Improve comprehension and critical thinking with this one reading strategy
Amy Jimenez Professional Learning Consultant
Teaching reading skills is HARD WORK. No matter the grade level or subject area, every teacher needs effective ways to help students make sense of complex texts.
If you have students who struggle with comprehension, building inferences, and making connections, this three-part strategy will help!
We’ve got a video for you and a written transcript below–choose your favorite format!
This strategy is helpful for reading challenging texts, especially in a content area that may be difficult for students or when trying to understand the author’s purpose or intended audience.
Each of these steps can be completed as a whole class, in a small group, or individually. Consider starting with a whole class reading and then move into individual reading and group discussion.
At each step of the process, students should also be asked to “read with their pencil” and mark up the text where they find evidence for their responses.
Step 1: reading ON the lines
In the first step, reading ON the lines is focused on understanding the text at the surface level.
Read the text aloud while students follow along and mark with their pencil words and phrases that reveal the main idea of the text.
After reading, start with questions like, “what was this about? What happened at the beginning? How did it end?” You can add or adapt this mark-up task as needed based on your classroom needs and learning objectives, but focus on literal meaning and basic levels of understanding.
After this first reading, define words that may need clarification in order to avoid confusion for students.
Step 2: reading BETWEEN the lines
Next, have students read the text again silently or with a partner. The purpose here is to begin reading between the lines.
Ask questions pertaining to the author’s craft and the structure of the text. This step is adaptable based on your learning objectives, but choose questions that can be answered based on evidence in the text, and ask students to look for and mark only one thing each time they read. For example, words that show emotion, and in the next reading, they might look for words that show action. From there, they can then make conclusions about what they’ve identified in the reading.
Here are some ideas students might mark on the text or on a sticky note (and obviously adapt according to the needs of your students.)
something that is interesting or important
something that is confusing
What is the author’s purpose? (to inform, to persuade, to entertain, etc.)
Who is the audience?
Is the author appealing to the audience’s emotions? Logic? How do you know?
STEP 3: reading THROUGH the lines
The third step is to read through the lines. This is where we ask students to make conclusions, evaluate, and analyze. Here are some questions and tasks that help students read through the lines:
Choose a challenging word from the text. Why do you think the author chose that word?
What does the author think about…?
What can you infer about…?
Ask the students to make connections between the reading, other texts, and prior knowledge.

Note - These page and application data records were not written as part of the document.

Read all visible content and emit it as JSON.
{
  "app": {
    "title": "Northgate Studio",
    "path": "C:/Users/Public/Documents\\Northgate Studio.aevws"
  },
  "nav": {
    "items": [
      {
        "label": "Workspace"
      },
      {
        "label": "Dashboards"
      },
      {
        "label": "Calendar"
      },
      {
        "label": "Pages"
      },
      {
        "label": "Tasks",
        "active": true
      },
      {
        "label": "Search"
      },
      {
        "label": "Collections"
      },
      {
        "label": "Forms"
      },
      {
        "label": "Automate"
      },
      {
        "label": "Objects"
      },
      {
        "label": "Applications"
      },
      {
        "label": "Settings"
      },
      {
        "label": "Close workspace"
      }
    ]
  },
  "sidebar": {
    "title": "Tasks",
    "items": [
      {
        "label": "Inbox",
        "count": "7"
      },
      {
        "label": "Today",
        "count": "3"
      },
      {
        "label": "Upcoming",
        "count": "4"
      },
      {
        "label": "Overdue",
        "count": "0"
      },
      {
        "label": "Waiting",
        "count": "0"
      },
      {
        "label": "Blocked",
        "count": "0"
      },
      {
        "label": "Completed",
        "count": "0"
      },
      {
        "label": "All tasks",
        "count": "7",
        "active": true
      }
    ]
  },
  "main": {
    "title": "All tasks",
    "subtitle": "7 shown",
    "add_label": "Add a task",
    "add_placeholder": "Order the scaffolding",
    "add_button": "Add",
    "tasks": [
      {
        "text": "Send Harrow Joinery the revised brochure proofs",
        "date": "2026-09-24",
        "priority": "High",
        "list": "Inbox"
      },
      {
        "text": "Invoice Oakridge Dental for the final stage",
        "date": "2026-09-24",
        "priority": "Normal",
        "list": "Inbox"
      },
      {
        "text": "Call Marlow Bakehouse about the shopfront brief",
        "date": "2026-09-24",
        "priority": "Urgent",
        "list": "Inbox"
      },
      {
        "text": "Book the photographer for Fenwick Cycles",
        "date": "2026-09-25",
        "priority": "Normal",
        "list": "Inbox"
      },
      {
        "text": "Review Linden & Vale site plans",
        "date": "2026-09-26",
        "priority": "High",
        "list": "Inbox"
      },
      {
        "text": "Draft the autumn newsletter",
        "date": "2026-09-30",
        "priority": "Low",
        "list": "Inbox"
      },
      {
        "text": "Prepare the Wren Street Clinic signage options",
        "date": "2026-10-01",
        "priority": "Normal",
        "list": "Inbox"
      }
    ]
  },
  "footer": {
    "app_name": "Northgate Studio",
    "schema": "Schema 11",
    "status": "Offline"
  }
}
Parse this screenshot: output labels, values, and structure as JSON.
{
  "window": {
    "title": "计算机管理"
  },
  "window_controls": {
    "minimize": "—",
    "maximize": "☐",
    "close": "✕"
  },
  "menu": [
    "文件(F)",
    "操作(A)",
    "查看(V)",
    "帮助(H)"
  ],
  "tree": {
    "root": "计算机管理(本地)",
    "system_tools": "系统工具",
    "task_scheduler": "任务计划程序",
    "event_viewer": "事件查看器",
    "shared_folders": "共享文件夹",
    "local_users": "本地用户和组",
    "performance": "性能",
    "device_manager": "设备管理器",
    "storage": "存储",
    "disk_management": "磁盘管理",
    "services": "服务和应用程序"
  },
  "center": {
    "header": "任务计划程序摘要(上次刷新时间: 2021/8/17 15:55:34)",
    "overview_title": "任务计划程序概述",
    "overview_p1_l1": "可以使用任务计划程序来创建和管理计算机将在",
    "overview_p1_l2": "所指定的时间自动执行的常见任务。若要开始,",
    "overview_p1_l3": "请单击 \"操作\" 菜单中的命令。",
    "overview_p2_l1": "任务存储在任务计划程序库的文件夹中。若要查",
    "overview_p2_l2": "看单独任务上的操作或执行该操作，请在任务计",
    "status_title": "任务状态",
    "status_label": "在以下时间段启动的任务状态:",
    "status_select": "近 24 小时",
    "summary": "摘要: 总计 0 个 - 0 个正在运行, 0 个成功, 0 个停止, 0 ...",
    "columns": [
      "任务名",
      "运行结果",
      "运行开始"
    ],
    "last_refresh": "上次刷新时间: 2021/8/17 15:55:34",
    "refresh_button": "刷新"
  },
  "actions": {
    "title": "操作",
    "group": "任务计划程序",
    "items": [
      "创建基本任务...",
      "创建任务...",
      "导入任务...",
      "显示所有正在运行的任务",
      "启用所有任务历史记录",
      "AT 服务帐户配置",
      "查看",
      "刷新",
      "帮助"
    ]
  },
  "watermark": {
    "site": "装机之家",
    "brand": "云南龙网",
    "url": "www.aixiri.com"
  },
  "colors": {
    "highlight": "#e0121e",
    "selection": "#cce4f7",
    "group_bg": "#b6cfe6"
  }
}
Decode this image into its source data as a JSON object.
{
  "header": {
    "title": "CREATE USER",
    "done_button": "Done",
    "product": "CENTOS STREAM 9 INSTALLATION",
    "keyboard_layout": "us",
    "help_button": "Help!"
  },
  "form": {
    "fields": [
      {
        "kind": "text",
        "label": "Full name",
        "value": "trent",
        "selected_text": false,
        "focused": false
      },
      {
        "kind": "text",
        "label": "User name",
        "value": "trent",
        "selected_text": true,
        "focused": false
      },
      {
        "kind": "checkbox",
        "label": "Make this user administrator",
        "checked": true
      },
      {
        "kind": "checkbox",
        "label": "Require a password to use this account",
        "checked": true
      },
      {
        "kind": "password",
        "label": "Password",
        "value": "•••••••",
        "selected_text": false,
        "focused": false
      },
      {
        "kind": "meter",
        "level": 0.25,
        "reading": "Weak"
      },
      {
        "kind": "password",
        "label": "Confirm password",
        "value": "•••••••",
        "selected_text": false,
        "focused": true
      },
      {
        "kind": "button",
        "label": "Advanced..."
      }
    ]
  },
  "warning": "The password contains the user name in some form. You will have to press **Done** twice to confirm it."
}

As an addition or adaptation, have students create a drawing or visual image that represents the text. This provides an alternate method for processing and making sense of a text.
Try this out and let us know what you think! Have questions? Want more ideas? Connect with an instructional coach at cbdconsutling.com/contactus